The lines to find are those in the entries that hold the word "return"; copy every one of them.

STORED DATA:
'''
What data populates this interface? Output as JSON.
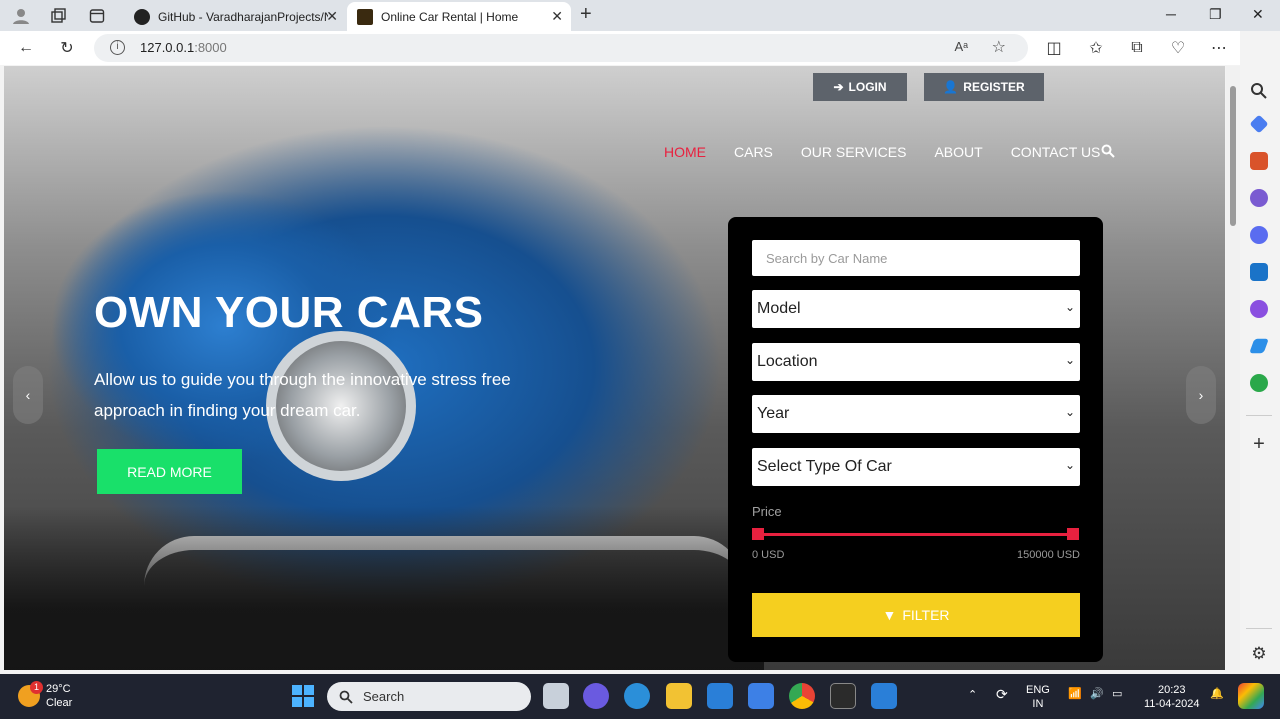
{
  "browser": {
    "tabs": [
      {
        "title": "GitHub - VaradharajanProjects/N"
      },
      {
        "title": "Online Car Rental | Home"
      }
    ],
    "url_host": "127.0.0.1",
    "url_port": ":8000"
  },
  "site": {
    "auth": {
      "login": "LOGIN",
      "register": "REGISTER"
    },
    "nav": [
      "HOME",
      "CARS",
      "OUR SERVICES",
      "ABOUT",
      "CONTACT US"
    ],
    "hero": {
      "title": "OWN YOUR CARS",
      "text": "Allow us to guide you through the innovative stress free approach in finding your dream car.",
      "cta": "READ MORE"
    },
    "filter": {
      "search_placeholder": "Search by Car Name",
      "selects": [
        "Model",
        "Location",
        "Year",
        "Select Type Of Car"
      ],
      "price_label": "Price",
      "price_min": "0 USD",
      "price_max": "150000 USD",
      "button": "FILTER"
    }
  },
  "taskbar": {
    "temp": "29°C",
    "condition": "Clear",
    "weather_badge": "1",
    "search": "Search",
    "lang_top": "ENG",
    "lang_bottom": "IN",
    "time": "20:23",
    "date": "11-04-2024"
  },
  "colors": {
    "nav_active": "#e8213f",
    "cta": "#19e06a",
    "filter_button": "#f5cf1f"
  }
}
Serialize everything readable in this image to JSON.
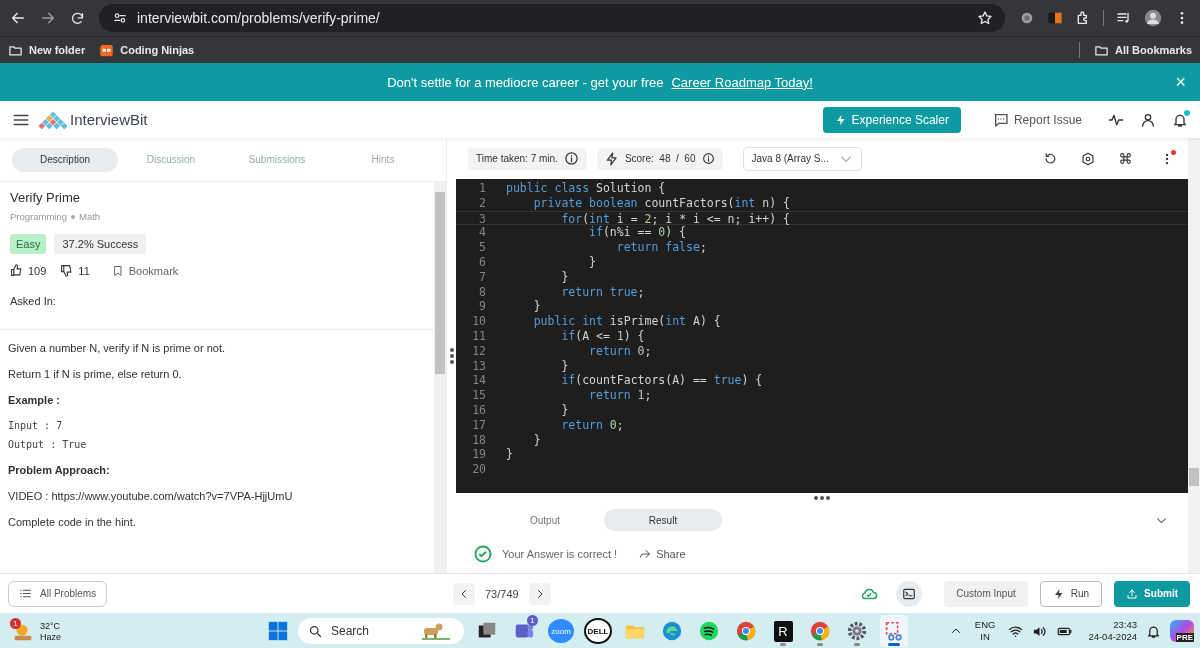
{
  "browser": {
    "url": "interviewbit.com/problems/verify-prime/",
    "bookmarks": [
      {
        "kind": "folder",
        "label": "New folder"
      },
      {
        "kind": "site",
        "label": "Coding Ninjas"
      }
    ],
    "all_bookmarks": "All Bookmarks"
  },
  "banner": {
    "text": "Don't settle for a mediocre career - get your free",
    "link": "Career Roadmap Today!",
    "close": "×"
  },
  "header": {
    "logo": "InterviewBit",
    "cta": "Experience Scaler",
    "report": "Report Issue",
    "notification": true
  },
  "tabs": [
    {
      "label": "Description",
      "selected": true
    },
    {
      "label": "Discussion",
      "selected": false
    },
    {
      "label": "Submissions",
      "selected": false
    },
    {
      "label": "Hints",
      "selected": false
    }
  ],
  "problem": {
    "title": "Verify Prime",
    "topics": [
      "Programming",
      "Math"
    ],
    "difficulty": "Easy",
    "success": "37.2% Success",
    "likes": "109",
    "dislikes": "11",
    "bookmark": "Bookmark",
    "asked_in": "Asked In:",
    "body": [
      {
        "kind": "text",
        "text": "Given a number N, verify if N is prime or not."
      },
      {
        "kind": "text",
        "text": "Return 1 if N is prime, else return 0."
      },
      {
        "kind": "heading",
        "text": "Example :"
      },
      {
        "kind": "code",
        "lines": [
          "Input : 7",
          "Output : True"
        ]
      },
      {
        "kind": "heading",
        "text": "Problem Approach:"
      },
      {
        "kind": "text",
        "text": "VIDEO : https://www.youtube.com/watch?v=7VPA-HjjUmU"
      },
      {
        "kind": "text",
        "text": "Complete code in the hint."
      }
    ]
  },
  "editor": {
    "time": "Time taken: 7 min.",
    "score": "Score:  48  /  60",
    "language": "Java 8 (Array S...",
    "menu_alert": true,
    "lines": [
      {
        "number": "1",
        "active": false,
        "tokens": [
          {
            "kind": "keyword",
            "text": "public class"
          },
          {
            "kind": "plain",
            "text": " Solution {"
          }
        ]
      },
      {
        "number": "2",
        "active": false,
        "tokens": [
          {
            "kind": "keyword",
            "text": "    private boolean"
          },
          {
            "kind": "plain",
            "text": " countFactors("
          },
          {
            "kind": "keyword",
            "text": "int"
          },
          {
            "kind": "plain",
            "text": " n) {"
          }
        ]
      },
      {
        "number": "3",
        "active": true,
        "tokens": [
          {
            "kind": "keyword",
            "text": "        for"
          },
          {
            "kind": "plain",
            "text": "("
          },
          {
            "kind": "keyword",
            "text": "int"
          },
          {
            "kind": "plain",
            "text": " i = "
          },
          {
            "kind": "number",
            "text": "2"
          },
          {
            "kind": "plain",
            "text": "; i * i <= n; i++) {"
          }
        ]
      },
      {
        "number": "4",
        "active": false,
        "tokens": [
          {
            "kind": "keyword",
            "text": "            if"
          },
          {
            "kind": "plain",
            "text": "(n%i == "
          },
          {
            "kind": "number",
            "text": "0"
          },
          {
            "kind": "plain",
            "text": ") {"
          }
        ]
      },
      {
        "number": "5",
        "active": false,
        "tokens": [
          {
            "kind": "keyword",
            "text": "                return false"
          },
          {
            "kind": "plain",
            "text": ";"
          }
        ]
      },
      {
        "number": "6",
        "active": false,
        "tokens": [
          {
            "kind": "plain",
            "text": "            }"
          }
        ]
      },
      {
        "number": "7",
        "active": false,
        "tokens": [
          {
            "kind": "plain",
            "text": "        }"
          }
        ]
      },
      {
        "number": "8",
        "active": false,
        "tokens": [
          {
            "kind": "keyword",
            "text": "        return true"
          },
          {
            "kind": "plain",
            "text": ";"
          }
        ]
      },
      {
        "number": "9",
        "active": false,
        "tokens": [
          {
            "kind": "plain",
            "text": "    }"
          }
        ]
      },
      {
        "number": "10",
        "active": false,
        "tokens": [
          {
            "kind": "keyword",
            "text": "    public int"
          },
          {
            "kind": "plain",
            "text": " isPrime("
          },
          {
            "kind": "keyword",
            "text": "int"
          },
          {
            "kind": "plain",
            "text": " A) {"
          }
        ]
      },
      {
        "number": "11",
        "active": false,
        "tokens": [
          {
            "kind": "keyword",
            "text": "        if"
          },
          {
            "kind": "plain",
            "text": "(A <= "
          },
          {
            "kind": "number",
            "text": "1"
          },
          {
            "kind": "plain",
            "text": ") {"
          }
        ]
      },
      {
        "number": "12",
        "active": false,
        "tokens": [
          {
            "kind": "keyword",
            "text": "            return "
          },
          {
            "kind": "number",
            "text": "0"
          },
          {
            "kind": "plain",
            "text": ";"
          }
        ]
      },
      {
        "number": "13",
        "active": false,
        "tokens": [
          {
            "kind": "plain",
            "text": "        }"
          }
        ]
      },
      {
        "number": "14",
        "active": false,
        "tokens": [
          {
            "kind": "keyword",
            "text": "        if"
          },
          {
            "kind": "plain",
            "text": "(countFactors(A) == "
          },
          {
            "kind": "keyword",
            "text": "true"
          },
          {
            "kind": "plain",
            "text": ") {"
          }
        ]
      },
      {
        "number": "15",
        "active": false,
        "tokens": [
          {
            "kind": "keyword",
            "text": "            return "
          },
          {
            "kind": "number",
            "text": "1"
          },
          {
            "kind": "plain",
            "text": ";"
          }
        ]
      },
      {
        "number": "16",
        "active": false,
        "tokens": [
          {
            "kind": "plain",
            "text": "        }"
          }
        ]
      },
      {
        "number": "17",
        "active": false,
        "tokens": [
          {
            "kind": "keyword",
            "text": "        return "
          },
          {
            "kind": "number",
            "text": "0"
          },
          {
            "kind": "plain",
            "text": ";"
          }
        ]
      },
      {
        "number": "18",
        "active": false,
        "tokens": [
          {
            "kind": "plain",
            "text": "    }"
          }
        ]
      },
      {
        "number": "19",
        "active": false,
        "tokens": [
          {
            "kind": "plain",
            "text": "}"
          }
        ]
      },
      {
        "number": "20",
        "active": false
      }
    ]
  },
  "console": {
    "tabs": [
      {
        "label": "Output",
        "selected": false
      },
      {
        "label": "Result",
        "selected": true
      }
    ],
    "message": "Your Answer is correct !",
    "share": "Share"
  },
  "footer": {
    "all_problems": "All Problems",
    "position": "73/749",
    "custom_input": "Custom Input",
    "run": "Run",
    "submit": "Submit"
  },
  "taskbar": {
    "weather": {
      "badge": "1",
      "temp": "32°C",
      "condition": "Haze"
    },
    "search": {
      "placeholder": "Search"
    },
    "apps": [
      {
        "kind": "taskview",
        "running": false
      },
      {
        "kind": "teams",
        "badge": "1",
        "running": false
      },
      {
        "kind": "zoom",
        "label": "zoom",
        "running": false
      },
      {
        "kind": "dell",
        "label": "DELL",
        "running": false
      },
      {
        "kind": "folder",
        "running": false
      },
      {
        "kind": "edge",
        "running": false
      },
      {
        "kind": "spotify",
        "running": false
      },
      {
        "kind": "chrome",
        "running": false
      },
      {
        "kind": "letter",
        "label": "R",
        "running": true
      },
      {
        "kind": "chrome",
        "running": true
      },
      {
        "kind": "settings",
        "running": true
      },
      {
        "kind": "snip",
        "running": true
      }
    ],
    "lang": "ENG",
    "region": "IN",
    "time": "23:43",
    "date": "24-04-2024",
    "copilot": "PRE"
  }
}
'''
RESPONSE:
        "text": "Return 1 if N is prime, else return 0."
            "text": "                return false"
            "text": "        return true"
            "text": "            return "
            "text": "            return "
            "text": "        return "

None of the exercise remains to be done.